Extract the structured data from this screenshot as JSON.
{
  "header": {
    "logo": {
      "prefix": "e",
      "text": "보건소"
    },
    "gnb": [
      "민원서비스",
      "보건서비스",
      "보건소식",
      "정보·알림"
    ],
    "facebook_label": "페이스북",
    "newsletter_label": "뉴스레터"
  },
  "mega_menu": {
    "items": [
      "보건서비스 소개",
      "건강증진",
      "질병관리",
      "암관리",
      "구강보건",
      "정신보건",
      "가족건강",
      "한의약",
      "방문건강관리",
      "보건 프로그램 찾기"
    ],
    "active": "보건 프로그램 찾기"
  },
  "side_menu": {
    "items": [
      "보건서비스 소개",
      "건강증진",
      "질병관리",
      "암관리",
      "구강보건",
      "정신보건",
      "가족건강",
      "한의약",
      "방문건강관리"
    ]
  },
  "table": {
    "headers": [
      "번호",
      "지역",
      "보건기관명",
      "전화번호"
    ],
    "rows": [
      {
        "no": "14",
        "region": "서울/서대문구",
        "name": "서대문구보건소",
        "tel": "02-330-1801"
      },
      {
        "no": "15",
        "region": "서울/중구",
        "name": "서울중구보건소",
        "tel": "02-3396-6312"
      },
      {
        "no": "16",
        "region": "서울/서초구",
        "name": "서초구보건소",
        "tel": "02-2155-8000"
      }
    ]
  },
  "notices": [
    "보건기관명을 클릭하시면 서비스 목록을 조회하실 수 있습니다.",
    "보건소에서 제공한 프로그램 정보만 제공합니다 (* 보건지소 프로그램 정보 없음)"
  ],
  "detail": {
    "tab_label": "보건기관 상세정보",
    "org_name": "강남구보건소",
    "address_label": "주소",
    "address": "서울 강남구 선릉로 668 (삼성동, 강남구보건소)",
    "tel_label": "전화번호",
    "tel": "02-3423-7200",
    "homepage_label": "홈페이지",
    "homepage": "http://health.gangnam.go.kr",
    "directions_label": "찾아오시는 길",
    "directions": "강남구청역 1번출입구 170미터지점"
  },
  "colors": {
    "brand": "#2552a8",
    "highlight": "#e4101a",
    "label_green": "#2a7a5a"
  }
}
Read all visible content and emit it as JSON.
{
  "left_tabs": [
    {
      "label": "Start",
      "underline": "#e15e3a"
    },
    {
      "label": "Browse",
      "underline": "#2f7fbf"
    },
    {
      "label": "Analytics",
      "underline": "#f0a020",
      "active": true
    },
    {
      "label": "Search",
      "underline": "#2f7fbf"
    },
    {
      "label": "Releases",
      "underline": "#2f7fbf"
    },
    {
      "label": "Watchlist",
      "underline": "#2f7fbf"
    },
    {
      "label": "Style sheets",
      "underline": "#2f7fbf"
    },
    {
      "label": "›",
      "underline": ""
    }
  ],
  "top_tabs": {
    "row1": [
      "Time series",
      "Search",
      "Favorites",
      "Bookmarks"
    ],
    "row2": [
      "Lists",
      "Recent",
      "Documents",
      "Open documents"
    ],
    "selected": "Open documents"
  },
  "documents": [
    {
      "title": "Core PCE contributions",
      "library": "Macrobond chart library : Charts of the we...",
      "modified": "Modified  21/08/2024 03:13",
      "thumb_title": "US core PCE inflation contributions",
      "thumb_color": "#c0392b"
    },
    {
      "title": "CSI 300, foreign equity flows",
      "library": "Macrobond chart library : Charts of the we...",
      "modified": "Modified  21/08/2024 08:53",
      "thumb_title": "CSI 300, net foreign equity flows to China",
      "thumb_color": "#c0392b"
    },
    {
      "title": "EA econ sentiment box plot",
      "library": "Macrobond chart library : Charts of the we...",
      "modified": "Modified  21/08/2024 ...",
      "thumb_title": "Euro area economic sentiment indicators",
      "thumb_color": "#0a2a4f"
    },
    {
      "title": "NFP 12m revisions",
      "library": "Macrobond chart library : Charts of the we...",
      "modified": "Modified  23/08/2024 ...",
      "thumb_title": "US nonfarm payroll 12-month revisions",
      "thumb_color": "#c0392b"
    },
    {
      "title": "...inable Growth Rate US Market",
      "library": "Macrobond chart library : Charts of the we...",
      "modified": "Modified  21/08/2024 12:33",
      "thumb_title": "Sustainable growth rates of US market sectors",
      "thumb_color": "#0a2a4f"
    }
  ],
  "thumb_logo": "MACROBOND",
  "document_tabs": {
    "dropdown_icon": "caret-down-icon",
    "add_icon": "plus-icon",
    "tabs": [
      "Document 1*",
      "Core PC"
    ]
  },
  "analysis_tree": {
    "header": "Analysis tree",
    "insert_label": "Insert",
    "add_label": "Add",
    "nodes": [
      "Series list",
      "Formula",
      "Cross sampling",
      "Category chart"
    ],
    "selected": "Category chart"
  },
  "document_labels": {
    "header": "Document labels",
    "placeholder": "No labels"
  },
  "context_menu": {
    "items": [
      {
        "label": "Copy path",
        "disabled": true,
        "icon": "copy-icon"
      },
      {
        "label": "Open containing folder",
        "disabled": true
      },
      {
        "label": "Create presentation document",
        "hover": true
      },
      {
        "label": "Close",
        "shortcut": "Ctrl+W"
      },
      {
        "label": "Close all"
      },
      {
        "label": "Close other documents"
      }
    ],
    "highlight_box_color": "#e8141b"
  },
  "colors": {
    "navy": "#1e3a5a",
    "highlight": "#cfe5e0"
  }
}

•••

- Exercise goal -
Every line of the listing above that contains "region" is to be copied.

- Problem solution -
        "region": "서울/서대문구",
        "region": "서울/중구",
        "region": "서울/서초구",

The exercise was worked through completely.